→ **Your instructions**:
All lines from the one with "Enumerate this screenshot's" through the final line below are to be reproduced exactly; omit the others.

● ● ● ● ●

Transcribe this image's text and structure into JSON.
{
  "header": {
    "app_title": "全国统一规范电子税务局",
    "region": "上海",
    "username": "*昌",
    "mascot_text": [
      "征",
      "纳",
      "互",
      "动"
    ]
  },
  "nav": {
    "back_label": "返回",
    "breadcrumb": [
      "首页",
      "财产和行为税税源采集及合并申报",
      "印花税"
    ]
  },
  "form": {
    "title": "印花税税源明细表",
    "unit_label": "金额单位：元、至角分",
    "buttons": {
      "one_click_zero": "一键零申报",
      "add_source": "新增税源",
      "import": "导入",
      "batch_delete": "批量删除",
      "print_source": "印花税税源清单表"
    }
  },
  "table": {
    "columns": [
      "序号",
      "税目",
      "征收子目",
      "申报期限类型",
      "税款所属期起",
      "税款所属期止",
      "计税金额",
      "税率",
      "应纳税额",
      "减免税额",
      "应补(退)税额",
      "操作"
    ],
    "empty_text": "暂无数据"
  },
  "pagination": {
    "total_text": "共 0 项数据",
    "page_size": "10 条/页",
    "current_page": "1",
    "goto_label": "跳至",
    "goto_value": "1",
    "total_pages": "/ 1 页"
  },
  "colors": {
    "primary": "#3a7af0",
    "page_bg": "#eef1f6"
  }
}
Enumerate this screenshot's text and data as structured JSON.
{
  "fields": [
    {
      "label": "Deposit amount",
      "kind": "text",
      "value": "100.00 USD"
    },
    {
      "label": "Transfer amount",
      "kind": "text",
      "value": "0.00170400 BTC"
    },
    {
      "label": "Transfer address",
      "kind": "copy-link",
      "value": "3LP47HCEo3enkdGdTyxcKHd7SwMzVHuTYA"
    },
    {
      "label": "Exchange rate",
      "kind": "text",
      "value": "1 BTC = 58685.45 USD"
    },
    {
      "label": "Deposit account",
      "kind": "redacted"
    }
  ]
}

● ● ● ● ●

→ **Expected output**:
Enumerate this screenshot's text and data as structured JSON.
{
  "fields": [
    {
      "label": "Deposit amount",
      "kind": "text",
      "value": "100.00 USD"
    },
    {
      "label": "Transfer amount",
      "kind": "text",
      "value": "0.00170400 BTC"
    },
    {
      "label": "Transfer address",
      "kind": "copy-link",
      "value": "3LP47HCEo3enkdGdTyxcKHd7SwMzVHuTYA"
    },
    {
      "label": "Exchange rate",
      "kind": "text",
      "value": "1 BTC = 58685.45 USD"
    },
    {
      "label": "Deposit account",
      "kind": "redacted"
    }
  ]
}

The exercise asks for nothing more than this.